Clapp, Jayne and Francis. The opinion of the court was delivered by Francis, J.A.D.
This prisoner, who is confined in State Prison, applied for a writ of habeas corpus to attack the validity of the sentences which produced his incarceration. The trial court denied the writ summarily. We reversed and directed a hearing, pointing out that the statements in affidavit form accompanying the petition were uncontradicted and, if true, warranted relief. State v. Forsythe , 38 N.J. Super. 578 (App. Div. 1956). A hearing was held, and the writ discharged. Prisoner appeals.
The record discloses that on July 15, 1952 Forsythe and two companions were arrested and charged with entering
without breaking, larceny and atrocious assault and battery. All three engaged the same counsel to represent them and discussed the case with him. On August 18, 1952 they escaped from the county jail. The two companions were apprehended within a short time, following which they pleaded non vult to the charges mentioned and to the additional offense of criminal escape.
Forsythe was not recaptured until February 15, 1953. Twelve days later he was arraigned on three indictments charging entering without breaking, larceny, atrocious assault and battery, and escape. At this time, through the attorney previously retained, he entered pleas of non vult to them.
The pleas were made in open court in the presence of the prisoner. The stenographic record of the proceedings indicates that the court had already received and examined the pre-sentence probation report and announced that he was prepared to impose sentence. Thereupon both the assistant prosecutor and defense counsel made statements with respect thereto. Defense counsel said, among other things:
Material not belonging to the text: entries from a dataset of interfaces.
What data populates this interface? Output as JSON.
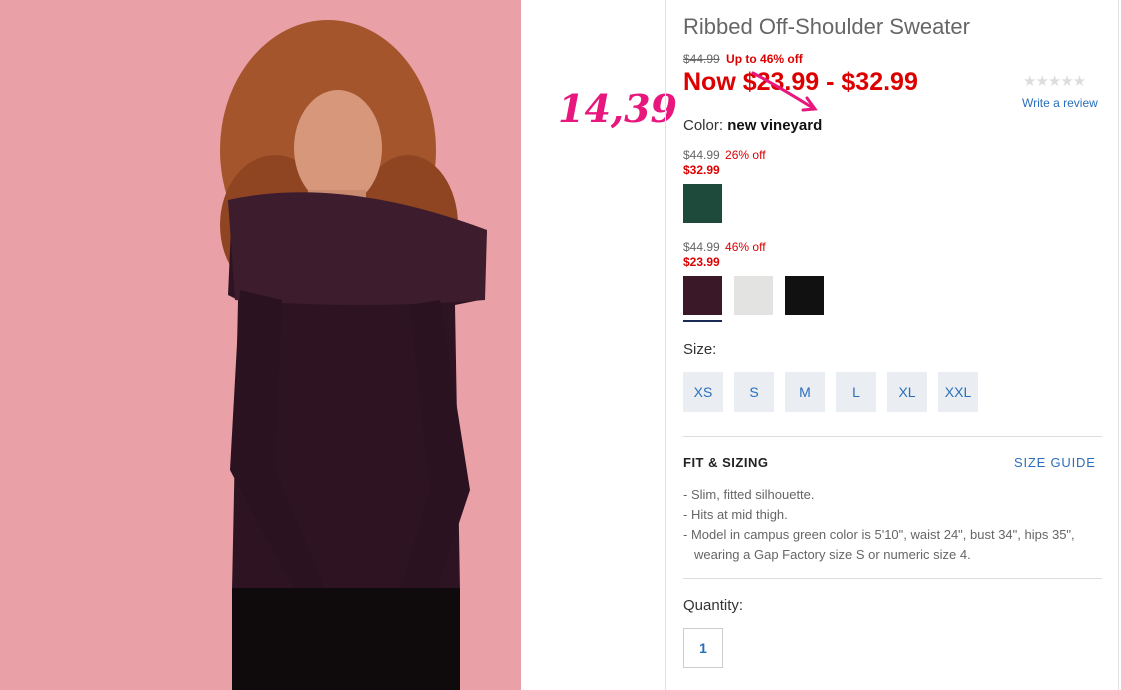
{
  "product": {
    "title": "Ribbed Off-Shoulder Sweater",
    "original_price": "$44.99",
    "discount_text": "Up to 46% off",
    "now_price": "Now $23.99 - $32.99",
    "stars": "★★★★★",
    "review_link": "Write a review",
    "color_label": "Color:",
    "color_value": "new vineyard"
  },
  "color_groups": [
    {
      "original": "$44.99",
      "discount": "26% off",
      "sale": "$32.99",
      "swatches": [
        {
          "name": "campus green",
          "color": "#1e4a3c"
        }
      ]
    },
    {
      "original": "$44.99",
      "discount": "46% off",
      "sale": "$23.99",
      "swatches": [
        {
          "name": "new vineyard",
          "color": "#3a1828",
          "selected": true
        },
        {
          "name": "light heather grey",
          "color": "#e3e3e1"
        },
        {
          "name": "black",
          "color": "#111111"
        }
      ]
    }
  ],
  "size": {
    "label": "Size:",
    "options": [
      "XS",
      "S",
      "M",
      "L",
      "XL",
      "XXL"
    ]
  },
  "fit": {
    "heading": "FIT & SIZING",
    "guide_link": "SIZE GUIDE",
    "bullets": [
      "Slim, fitted silhouette.",
      "Hits at mid thigh.",
      "Model in campus green color is 5'10\", waist 24\", bust 34\", hips 35\", wearing a Gap Factory size S or numeric size 4."
    ]
  },
  "quantity": {
    "label": "Quantity:",
    "value": "1"
  },
  "annotation": {
    "text": "14,39",
    "color": "#e8177e"
  },
  "colors": {
    "sale_red": "#dd0000",
    "link_blue": "#2a6ebb",
    "photo_bg": "#e9a0a6"
  }
}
"On behalf of the defendant, John Forsythe, having previously made the statement to this court concerning the other two defendants, John H. Porta and Henry H. Stengel, I will not review the plea that I made at that particular time, but as far as Forsythe is concerned, on the atrocious assault and battery charge, I merely have this to say, namely, that Forsythe at no time left the automobile. He was the operator of the automobile but he did not enter the Fireside, has not had, nor had anything whatsoever to do with any act of assault and battery upon the victim [the watchman of the place entered] in this particular case. I well realize that the facts and statements as presented by the prosecutor are substantially true in all respects, except the assault and battery charge, and I ask the court to take that into consideration in imposing sentence upon this defendant, to give as much consideration as it possibly can on indictment number 21 dealing with the atrocious assault and battery." (Insertion ours.)
The court then pronounced the sentences, saying:
"John Forsythe, the only difference between you and the other two defendants, your companions in the case, is apparently the fact that you did not actually and physically partake in the atrocious assault and battery, but under the law, you know you are equally
guilty with them. On the other hand, the court will take that into consideration in imposing sentence upon you. I will not mete out as much of a sentence as your two companions received on that particular count."
The following consecutive sentences were given: entering without breaking and larceny, 2-3 years; atrocious assault and battery, 3-5 years; and escape, ...